PROBLEM TO SOLVE
Give back every entry below, unchanged.

(Stored records)
::::

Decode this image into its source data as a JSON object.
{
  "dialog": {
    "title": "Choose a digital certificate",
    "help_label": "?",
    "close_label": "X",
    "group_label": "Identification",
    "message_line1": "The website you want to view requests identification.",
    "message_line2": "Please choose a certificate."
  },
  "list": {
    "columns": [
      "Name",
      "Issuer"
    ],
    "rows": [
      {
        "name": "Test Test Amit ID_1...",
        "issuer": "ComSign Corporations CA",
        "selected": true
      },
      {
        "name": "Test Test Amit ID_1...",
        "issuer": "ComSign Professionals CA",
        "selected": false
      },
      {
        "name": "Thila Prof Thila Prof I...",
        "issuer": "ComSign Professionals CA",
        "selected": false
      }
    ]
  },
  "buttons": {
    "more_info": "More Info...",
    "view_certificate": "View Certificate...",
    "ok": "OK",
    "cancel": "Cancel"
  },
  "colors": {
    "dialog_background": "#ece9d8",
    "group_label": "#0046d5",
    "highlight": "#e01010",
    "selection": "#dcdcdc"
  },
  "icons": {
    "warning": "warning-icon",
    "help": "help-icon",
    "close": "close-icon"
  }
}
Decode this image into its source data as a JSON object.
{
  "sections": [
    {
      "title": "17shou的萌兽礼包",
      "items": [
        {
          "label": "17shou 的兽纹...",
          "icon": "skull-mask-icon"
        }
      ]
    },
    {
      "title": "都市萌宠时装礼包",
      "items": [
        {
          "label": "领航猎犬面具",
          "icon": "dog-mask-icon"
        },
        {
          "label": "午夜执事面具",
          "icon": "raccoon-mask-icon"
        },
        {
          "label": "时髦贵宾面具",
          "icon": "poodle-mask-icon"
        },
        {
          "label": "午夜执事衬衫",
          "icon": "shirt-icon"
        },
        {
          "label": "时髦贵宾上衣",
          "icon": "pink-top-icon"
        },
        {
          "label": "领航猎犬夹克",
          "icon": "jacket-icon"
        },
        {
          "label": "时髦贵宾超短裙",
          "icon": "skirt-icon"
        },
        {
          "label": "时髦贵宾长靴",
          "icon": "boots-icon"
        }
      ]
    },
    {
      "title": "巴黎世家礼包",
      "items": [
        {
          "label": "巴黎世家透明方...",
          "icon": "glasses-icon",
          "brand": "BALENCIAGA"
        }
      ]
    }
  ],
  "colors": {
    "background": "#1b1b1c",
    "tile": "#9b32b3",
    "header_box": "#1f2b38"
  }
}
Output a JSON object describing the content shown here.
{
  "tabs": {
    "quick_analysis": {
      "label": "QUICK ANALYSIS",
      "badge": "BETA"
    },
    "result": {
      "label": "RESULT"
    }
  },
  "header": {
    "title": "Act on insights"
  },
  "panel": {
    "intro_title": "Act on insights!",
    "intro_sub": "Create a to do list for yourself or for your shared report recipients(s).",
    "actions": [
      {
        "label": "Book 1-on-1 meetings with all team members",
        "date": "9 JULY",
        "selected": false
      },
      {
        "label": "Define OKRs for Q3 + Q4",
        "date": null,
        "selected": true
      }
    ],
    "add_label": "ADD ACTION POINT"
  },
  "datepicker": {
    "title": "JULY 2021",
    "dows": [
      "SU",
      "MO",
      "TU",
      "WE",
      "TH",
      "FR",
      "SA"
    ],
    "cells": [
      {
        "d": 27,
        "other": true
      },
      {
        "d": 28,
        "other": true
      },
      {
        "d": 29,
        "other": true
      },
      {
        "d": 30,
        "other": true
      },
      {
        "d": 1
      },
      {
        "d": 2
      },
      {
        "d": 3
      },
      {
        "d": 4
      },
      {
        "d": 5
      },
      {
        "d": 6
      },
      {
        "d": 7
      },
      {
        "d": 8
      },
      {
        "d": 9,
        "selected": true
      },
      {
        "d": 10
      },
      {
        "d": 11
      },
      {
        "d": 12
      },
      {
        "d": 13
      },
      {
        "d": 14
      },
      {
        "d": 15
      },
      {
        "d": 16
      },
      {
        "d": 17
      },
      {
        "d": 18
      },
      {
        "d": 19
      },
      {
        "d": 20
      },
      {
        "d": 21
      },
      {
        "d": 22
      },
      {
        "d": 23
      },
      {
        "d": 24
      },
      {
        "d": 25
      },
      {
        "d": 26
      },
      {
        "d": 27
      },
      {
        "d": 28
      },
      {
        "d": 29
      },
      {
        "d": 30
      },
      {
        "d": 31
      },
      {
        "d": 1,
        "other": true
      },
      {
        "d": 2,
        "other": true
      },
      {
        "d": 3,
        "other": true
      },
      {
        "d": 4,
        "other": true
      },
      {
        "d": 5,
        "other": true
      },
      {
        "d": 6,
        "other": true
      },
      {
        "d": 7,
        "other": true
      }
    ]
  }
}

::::

ANSWER FOR THE TASK
Decode this image into its source data as a JSON object.
{
  "dialog": {
    "title": "Choose a digital certificate",
    "help_label": "?",
    "close_label": "X",
    "group_label": "Identification",
    "message_line1": "The website you want to view requests identification.",
    "message_line2": "Please choose a certificate."
  },
  "list": {
    "columns": [
      "Name",
      "Issuer"
    ],
    "rows": [
      {
        "name": "Test Test Amit ID_1...",
        "issuer": "ComSign Corporations CA",
        "selected": true
      },
      {
        "name": "Test Test Amit ID_1...",
        "issuer": "ComSign Professionals CA",
        "selected": false
      },
      {
        "name": "Thila Prof Thila Prof I...",
        "issuer": "ComSign Professionals CA",
        "selected": false
      }
    ]
  },
  "buttons": {
    "more_info": "More Info...",
    "view_certificate": "View Certificate...",
    "ok": "OK",
    "cancel": "Cancel"
  },
  "colors": {
    "dialog_background": "#ece9d8",
    "group_label": "#0046d5",
    "highlight": "#e01010",
    "selection": "#dcdcdc"
  },
  "icons": {
    "warning": "warning-icon",
    "help": "help-icon",
    "close": "close-icon"
  }
}
Decode this image into its source data as a JSON object.
{
  "sections": [
    {
      "title": "17shou的萌兽礼包",
      "items": [
        {
          "label": "17shou 的兽纹...",
          "icon": "skull-mask-icon"
        }
      ]
    },
    {
      "title": "都市萌宠时装礼包",
      "items": [
        {
          "label": "领航猎犬面具",
          "icon": "dog-mask-icon"
        },
        {
          "label": "午夜执事面具",
          "icon": "raccoon-mask-icon"
        },
        {
          "label": "时髦贵宾面具",
          "icon": "poodle-mask-icon"
        },
        {
          "label": "午夜执事衬衫",
          "icon": "shirt-icon"
        },
        {
          "label": "时髦贵宾上衣",
          "icon": "pink-top-icon"
        },
        {
          "label": "领航猎犬夹克",
          "icon": "jacket-icon"
        },
        {
          "label": "时髦贵宾超短裙",
          "icon": "skirt-icon"
        },
        {
          "label": "时髦贵宾长靴",
          "icon": "boots-icon"
        }
      ]
    },
    {
      "title": "巴黎世家礼包",
      "items": [
        {
          "label": "巴黎世家透明方...",
          "icon": "glasses-icon",
          "brand": "BALENCIAGA"
        }
      ]
    }
  ],
  "colors": {
    "background": "#1b1b1c",
    "tile": "#9b32b3",
    "header_box": "#1f2b38"
  }
}
Output a JSON object describing the content shown here.
{
  "tabs": {
    "quick_analysis": {
      "label": "QUICK ANALYSIS",
      "badge": "BETA"
    },
    "result": {
      "label": "RESULT"
    }
  },
  "header": {
    "title": "Act on insights"
  },
  "panel": {
    "intro_title": "Act on insights!",
    "intro_sub": "Create a to do list for yourself or for your shared report recipients(s).",
    "actions": [
      {
        "label": "Book 1-on-1 meetings with all team members",
        "date": "9 JULY",
        "selected": false
      },
      {
        "label": "Define OKRs for Q3 + Q4",
        "date": null,
        "selected": true
      }
    ],
    "add_label": "ADD ACTION POINT"
  },
  "datepicker": {
    "title": "JULY 2021",
    "dows": [
      "SU",
      "MO",
      "TU",
      "WE",
      "TH",
      "FR",
      "SA"
    ],
    "cells": [
      {
        "d": 27,
        "other": true
      },
      {
        "d": 28,
        "other": true
      },
      {
        "d": 29,
        "other": true
      },
      {
        "d": 30,
        "other": true
      },
      {
        "d": 1
      },
      {
        "d": 2
      },
      {
        "d": 3
      },
      {
        "d": 4
      },
      {
        "d": 5
      },
      {
        "d": 6
      },
      {
        "d": 7
      },
      {
        "d": 8
      },
      {
        "d": 9,
        "selected": true
      },
      {
        "d": 10
      },
      {
        "d": 11
      },
      {
        "d": 12
      },
      {
        "d": 13
      },
      {
        "d": 14
      },
      {
        "d": 15
      },
      {
        "d": 16
      },
      {
        "d": 17
      },
      {
        "d": 18
      },
      {
        "d": 19
      },
      {
        "d": 20
      },
      {
        "d": 21
      },
      {
        "d": 22
      },
      {
        "d": 23
      },
      {
        "d": 24
      },
      {
        "d": 25
      },
      {
        "d": 26
      },
      {
        "d": 27
      },
      {
        "d": 28
      },
      {
        "d": 29
      },
      {
        "d": 30
      },
      {
        "d": 31
      },
      {
        "d": 1,
        "other": true
      },
      {
        "d": 2,
        "other": true
      },
      {
        "d": 3,
        "other": true
      },
      {
        "d": 4,
        "other": true
      },
      {
        "d": 5,
        "other": true
      },
      {
        "d": 6,
        "other": true
      },
      {
        "d": 7,
        "other": true
      }
    ]
  }
}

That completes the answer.